This Week Vaccines Take the SpotlightBy Rodrigo Brugada | Thu, 05/27/2021 - 18:20
Vaccination is probably the most important topic in public health right now. As such, there is a well-justified sense of urgency to get vaccines and countries are doing all they can to ensure they can get more doses. This has led countries to seek to bring production within their borders and to make regional agreements for ensuring equity in distribution. Among other news, INSABI is taking steps forward to distribute medications, while the technological gap remains a problem for health. Read it all in this week’s roundup!
INSABI’s Distribution to Be Carried Out by Two Companies
While purchases for the health sector have been partially solved through UNOPS, INSABI had yet to assign distributors for the second half of the year. Now INSABI has decided to assign deliveries to two companies: Medica Farma Arcar and Vantage Servicios Integrales de Salud. Whether patients will finally have continuity in their treatment and better access to health remains to be seen.
Digitalization as a Social Determinant of Health
Digitalization is increasingly playing a significant role in healthcare in the form of medical devices and novelty software , which are increasing health literacy and treatment adherence. Still, poor access to technology blocks digitalization from generating a fully inclusive healthcare system. Digitalization has come to play a significant role in more than one SDH and poor or limited access to technology can have a significant impact on many of them. This is important in a country where many families in the country still lack access to internet.
Addressing the lack of technology access has become a global problem, and bridging these gaps might bring about better healthcare systems that can document overall population-level metrics, examine disparities, implement solutions and track changes over time. Ideally, digitalization’s goal is to offer less expensive healthcare with higher quality services.
Mexico’s Lost Health Workers
While the pandemic hit everywhere hard, Mexico’s health workers suffered disproportionate losses. Official reports estimate that the number of lives lost stands between 3,885 and 4,000, so far. There have been many controversies surrounding Mexico’s handling of the pandemic and its widespread effects. One of the most important complaints has to do with institutional violations and denial of proper PPE and vaccines.
Mexico needs to work harder to ensure safety for all its healthcare personnel, while also creating better infrastructure, working conditions, health professions education and quality of care.
Mexico’s Path Towards Herd Immunity
The Deputy Minister of Health Prevention and Promotion Hugo López-Gatell announced on a Tuesday press release that Mexico is on its way to achieve herd immunity against COVID-19. By his estimations, this social protection could come as early as August. Mexico is currently experiencing a sustained downward trend in new infections and will probably begin June with more than 15 percent of its population having received at least one dose of the vaccine. Moreover, previous infection can also confer immunity.

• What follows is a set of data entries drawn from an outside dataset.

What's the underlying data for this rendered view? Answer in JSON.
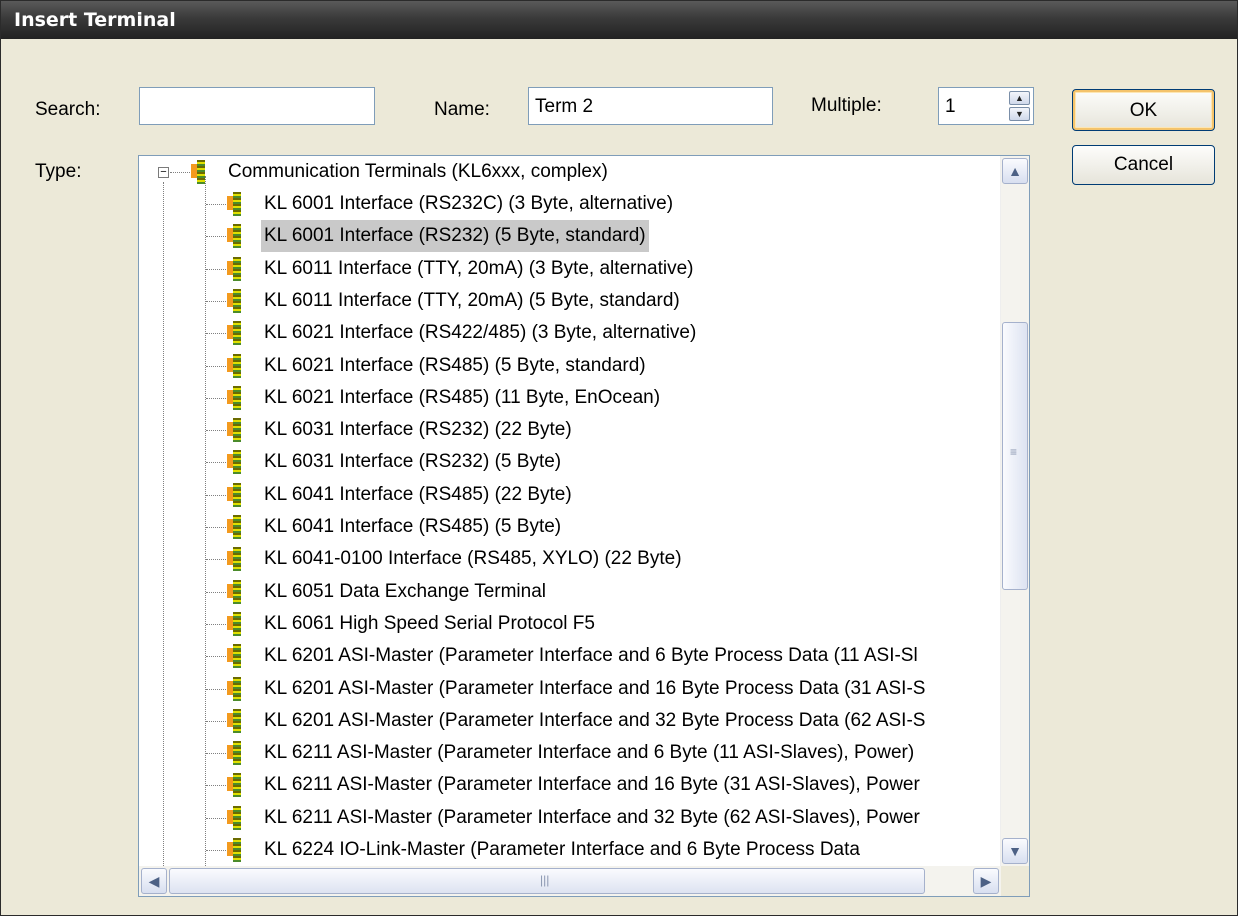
{
  "window": {
    "title": "Insert Terminal"
  },
  "search": {
    "label": "Search:",
    "value": ""
  },
  "name": {
    "label": "Name:",
    "value": "Term 2"
  },
  "multiple": {
    "label": "Multiple:",
    "value": "1"
  },
  "type": {
    "label": "Type:"
  },
  "buttons": {
    "ok": "OK",
    "cancel": "Cancel"
  },
  "tree": {
    "root": "Communication Terminals (KL6xxx, complex)",
    "selected_index": 1,
    "items": [
      "KL 6001 Interface (RS232C) (3 Byte, alternative)",
      "KL 6001 Interface (RS232) (5 Byte, standard)",
      "KL 6011 Interface (TTY, 20mA) (3 Byte, alternative)",
      "KL 6011 Interface (TTY, 20mA) (5 Byte, standard)",
      "KL 6021 Interface (RS422/485) (3 Byte, alternative)",
      "KL 6021 Interface (RS485) (5 Byte, standard)",
      "KL 6021 Interface (RS485) (11 Byte, EnOcean)",
      "KL 6031 Interface (RS232) (22 Byte)",
      "KL 6031 Interface (RS232) (5 Byte)",
      "KL 6041 Interface (RS485) (22 Byte)",
      "KL 6041 Interface (RS485) (5 Byte)",
      "KL 6041-0100 Interface (RS485, XYLO) (22 Byte)",
      "KL 6051 Data Exchange Terminal",
      "KL 6061 High Speed Serial Protocol F5",
      "KL 6201 ASI-Master (Parameter Interface and 6 Byte Process Data (11 ASI-Sl",
      "KL 6201 ASI-Master (Parameter Interface and 16 Byte Process Data (31 ASI-S",
      "KL 6201 ASI-Master (Parameter Interface and 32 Byte Process Data (62 ASI-S",
      "KL 6211 ASI-Master (Parameter Interface and 6 Byte (11 ASI-Slaves), Power)",
      "KL 6211 ASI-Master (Parameter Interface and 16 Byte (31 ASI-Slaves), Power",
      "KL 6211 ASI-Master (Parameter Interface and 32 Byte (62 ASI-Slaves), Power",
      "KL 6224 IO-Link-Master (Parameter Interface and 6 Byte Process Data"
    ]
  }
}
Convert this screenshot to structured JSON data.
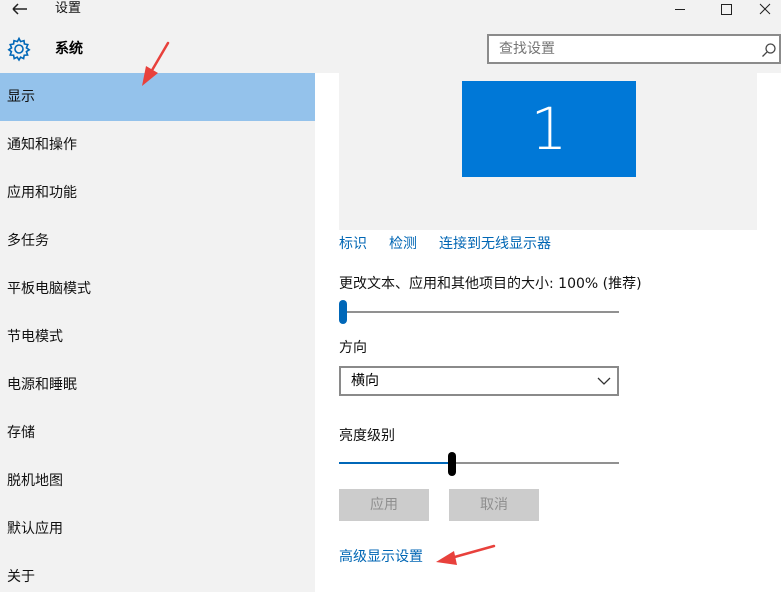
{
  "window": {
    "title": "设置",
    "back_icon": "back-arrow-icon",
    "controls": [
      "minimize-icon",
      "maximize-icon",
      "close-icon"
    ]
  },
  "sidebar": {
    "header_icon": "gear-icon",
    "header_title": "系统",
    "items": [
      {
        "label": "显示",
        "selected": true
      },
      {
        "label": "通知和操作"
      },
      {
        "label": "应用和功能"
      },
      {
        "label": "多任务"
      },
      {
        "label": "平板电脑模式"
      },
      {
        "label": "节电模式"
      },
      {
        "label": "电源和睡眠"
      },
      {
        "label": "存储"
      },
      {
        "label": "脱机地图"
      },
      {
        "label": "默认应用"
      },
      {
        "label": "关于"
      }
    ]
  },
  "search": {
    "placeholder": "查找设置",
    "icon": "search-icon"
  },
  "display": {
    "monitor_number": "1",
    "links": [
      "标识",
      "检测",
      "连接到无线显示器"
    ],
    "scale_label": "更改文本、应用和其他项目的大小: 100% (推荐)",
    "scale_slider_value": 0,
    "orientation_label": "方向",
    "orientation_value": "横向",
    "brightness_label": "亮度级别",
    "brightness_slider_value": 0.4,
    "apply_button": "应用",
    "cancel_button": "取消",
    "advanced_link": "高级显示设置"
  },
  "colors": {
    "accent": "#0078d7",
    "selected_nav": "#94c2eb",
    "link": "#0066b4",
    "annotation_arrow": "#e8413c"
  }
}
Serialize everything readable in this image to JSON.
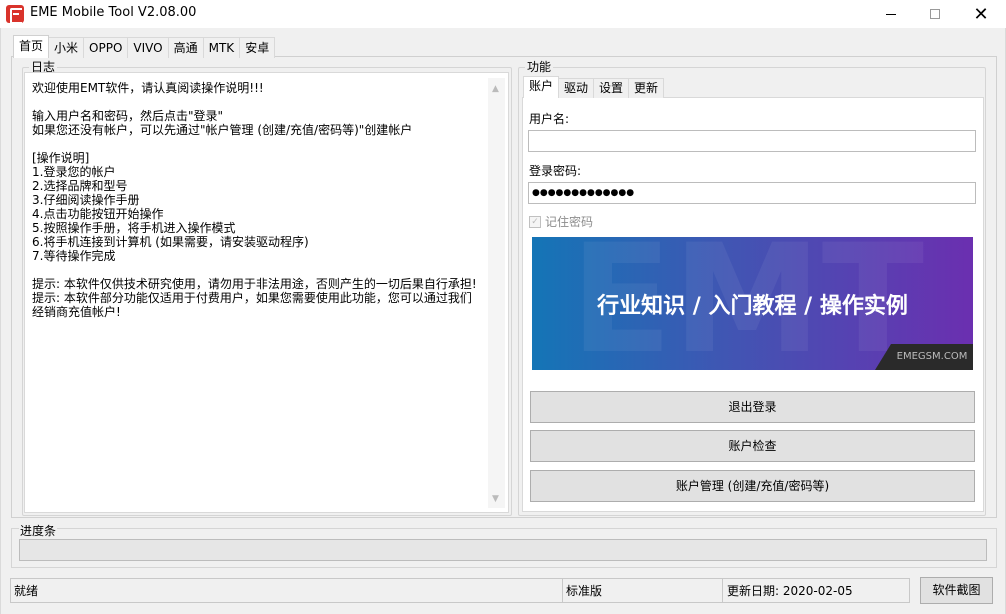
{
  "window": {
    "title": "EME Mobile Tool V2.08.00"
  },
  "main_tabs": [
    {
      "label": "首页"
    },
    {
      "label": "小米"
    },
    {
      "label": "OPPO"
    },
    {
      "label": "VIVO"
    },
    {
      "label": "高通"
    },
    {
      "label": "MTK"
    },
    {
      "label": "安卓"
    }
  ],
  "log": {
    "label": "日志",
    "text": "欢迎使用EMT软件，请认真阅读操作说明!!!\n\n输入用户名和密码，然后点击\"登录\"\n如果您还没有帐户，可以先通过\"帐户管理 (创建/充值/密码等)\"创建帐户\n\n[操作说明]\n1.登录您的帐户\n2.选择品牌和型号\n3.仔细阅读操作手册\n4.点击功能按钮开始操作\n5.按照操作手册，将手机进入操作模式\n6.将手机连接到计算机 (如果需要，请安装驱动程序)\n7.等待操作完成\n\n提示: 本软件仅供技术研究使用，请勿用于非法用途，否则产生的一切后果自行承担!\n提示: 本软件部分功能仅适用于付费用户，如果您需要使用此功能，您可以通过我们\n经销商充值帐户!"
  },
  "function": {
    "label": "功能",
    "tabs": [
      {
        "label": "账户"
      },
      {
        "label": "驱动"
      },
      {
        "label": "设置"
      },
      {
        "label": "更新"
      }
    ],
    "username_label": "用户名:",
    "username_value": "",
    "password_label": "登录密码:",
    "password_value": "●●●●●●●●●●●●●",
    "remember_label": "记住密码",
    "banner_text": "行业知识 / 入门教程 / 操作实例",
    "banner_site": "EMEGSM.COM",
    "buttons": {
      "logout": "退出登录",
      "check": "账户检查",
      "manage": "账户管理 (创建/充值/密码等)"
    }
  },
  "progress": {
    "label": "进度条",
    "value": 0
  },
  "status": {
    "state": "就绪",
    "edition": "标准版",
    "update_date": "更新日期: 2020-02-05",
    "screenshot_button": "软件截图"
  }
}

López-Gatell added that Mexico needs to reach about 75 percent of immune individuals to achieve this protection. For his part, President Andrés Manuel López Obrador stated that Mexico aims to ensure that the entirety of its population has received at least one dose of the COVID-19 vaccine by October.
Mexico's Vaccine Agreements: An Overview
Minister of Foreign Affairs Marcelo Ebrard introduced the Diplomatic Management Platform, which explains Mexico’s COVID-19 vaccine contracts, making Mexico one of the first countries in the world to make all operations and procedures to obtain COVID-19 vaccines transparent.
Mexico has so far received almost 35.5 million doses and has also begun packaging vaccines manufactured in Argentina for their distribution in Latin America. The country is expected to package 6.02 million CanSino and 25.78 million AstraZeneca doses.
Mexico, Argentina Joint Efforts for Latin America
Mexico and Argentina are reviewing the development of a joint platform to respond to health emergencies with a Latin American perspective, highlighting the importance of regional cooperation as Mexico is planning to send COVID-19 vaccines to other countries. The goal is that both countries can build a bridge from the north to the south of Latin America. It also aims to involve all countries in the region in the construction of a global pillar of development and well-being.
Meanwhile, Mexico has begun vaccinating teachers and pregnant women in the country, reaching over 26.47 million vaccinated people. In less than a month, total vaccinations more than doubled.
Mexico to Start More Vaccine Trials
Mexico, like the rest of the world, is in dire need of more vaccines. Mexico has currently approved six different vaccines and has five more undergoing clinical trials. Three more vaccines are scheduled to start trials soon: ARCoV developed by Walvax, VAT00008, developed by Sanofi-Pasteur, and Patria, developed by CONACyT-Avimex.
The ARCoV vaccine uses mRNA technology and is thermostable at room temperature for at least one week. Its phase III trial will involve 28,000 participants, 6,000 of which will be Mexican. The Sanofi-GSK vaccine uses recombinant protein subunits to elicit an immune response against the viral spike protein. Recruitment for this trial has not yet begun, but it will include 37,430 participants. The Patria vaccine will soon begin Phase I trials and will include 90 participants.